## [PROBLEM REQUIREMENTS]
Check every line of the records below for the string "mnemonic" and copy the ones that have it.

───── DATA SHOWN ─────

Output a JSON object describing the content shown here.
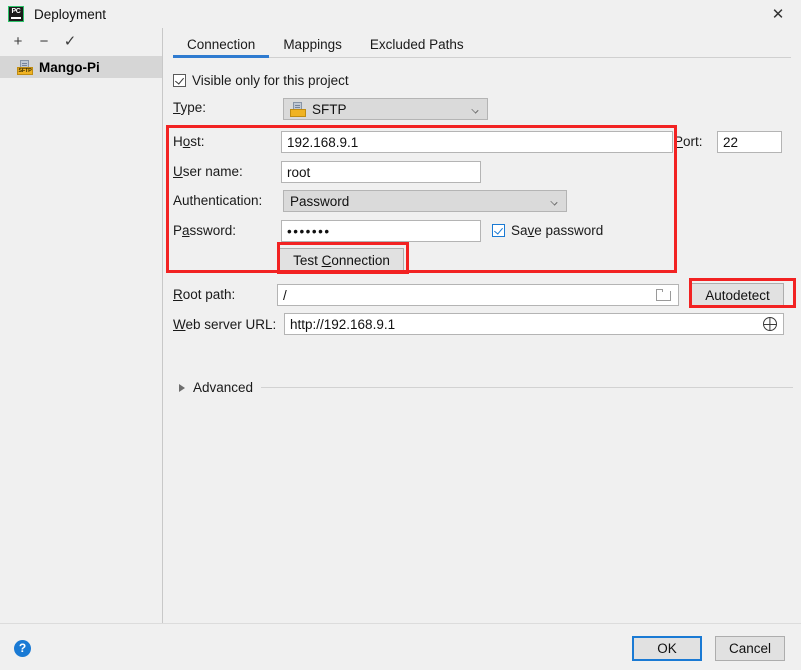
{
  "window": {
    "title": "Deployment",
    "app_icon": "pycharm-icon",
    "close_label": "✕"
  },
  "sidebar": {
    "toolbar": [
      {
        "name": "add-server-button",
        "glyph": "+"
      },
      {
        "name": "remove-server-button",
        "glyph": "−"
      },
      {
        "name": "set-default-button",
        "glyph": "✓"
      }
    ],
    "items": [
      {
        "label": "Mango-Pi",
        "icon": "sftp-icon",
        "icon_text": "SFTP",
        "selected": true
      }
    ]
  },
  "tabs": [
    {
      "label": "Connection",
      "active": true
    },
    {
      "label": "Mappings",
      "active": false
    },
    {
      "label": "Excluded Paths",
      "active": false
    }
  ],
  "form": {
    "visible_only": {
      "label": "Visible only for this project",
      "checked": true
    },
    "type": {
      "label": "Type:",
      "mnemonic": "T",
      "value": "SFTP",
      "icon": "sftp-icon"
    },
    "host": {
      "label": "Host:",
      "mnemonic": "o",
      "value": "192.168.9.1"
    },
    "port": {
      "label": "Port:",
      "mnemonic": "P",
      "value": "22"
    },
    "username": {
      "label": "User name:",
      "mnemonic": "U",
      "value": "root"
    },
    "authentication": {
      "label": "Authentication:",
      "value": "Password"
    },
    "password": {
      "label": "Password:",
      "mnemonic": "a",
      "value": "•••••••"
    },
    "save_password": {
      "label": "Save password",
      "checked": true
    },
    "test_connection": {
      "label": "Test Connection",
      "mnemonic": "C"
    },
    "root_path": {
      "label": "Root path:",
      "mnemonic": "R",
      "value": "/",
      "browse_icon": "folder-icon"
    },
    "autodetect": {
      "label": "Autodetect"
    },
    "web_server_url": {
      "label": "Web server URL:",
      "mnemonic": "W",
      "value": "http://192.168.9.1",
      "open_icon": "globe-icon"
    },
    "advanced": {
      "label": "Advanced",
      "expanded": false
    }
  },
  "footer": {
    "help_label": "?",
    "ok_label": "OK",
    "cancel_label": "Cancel"
  },
  "annotations": {
    "highlight_color": "#f22222",
    "accent_color": "#2f7bd0",
    "boxes": [
      {
        "name": "credentials-highlight"
      },
      {
        "name": "test-connection-highlight"
      },
      {
        "name": "autodetect-highlight"
      }
    ]
  }
}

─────

## [EXERCISE SOLUTION]
      "mnemonic": "T",
      "mnemonic": "o",
      "mnemonic": "P",
      "mnemonic": "U",
      "mnemonic": "a",
      "mnemonic": "C"
      "mnemonic": "R",
      "mnemonic": "W",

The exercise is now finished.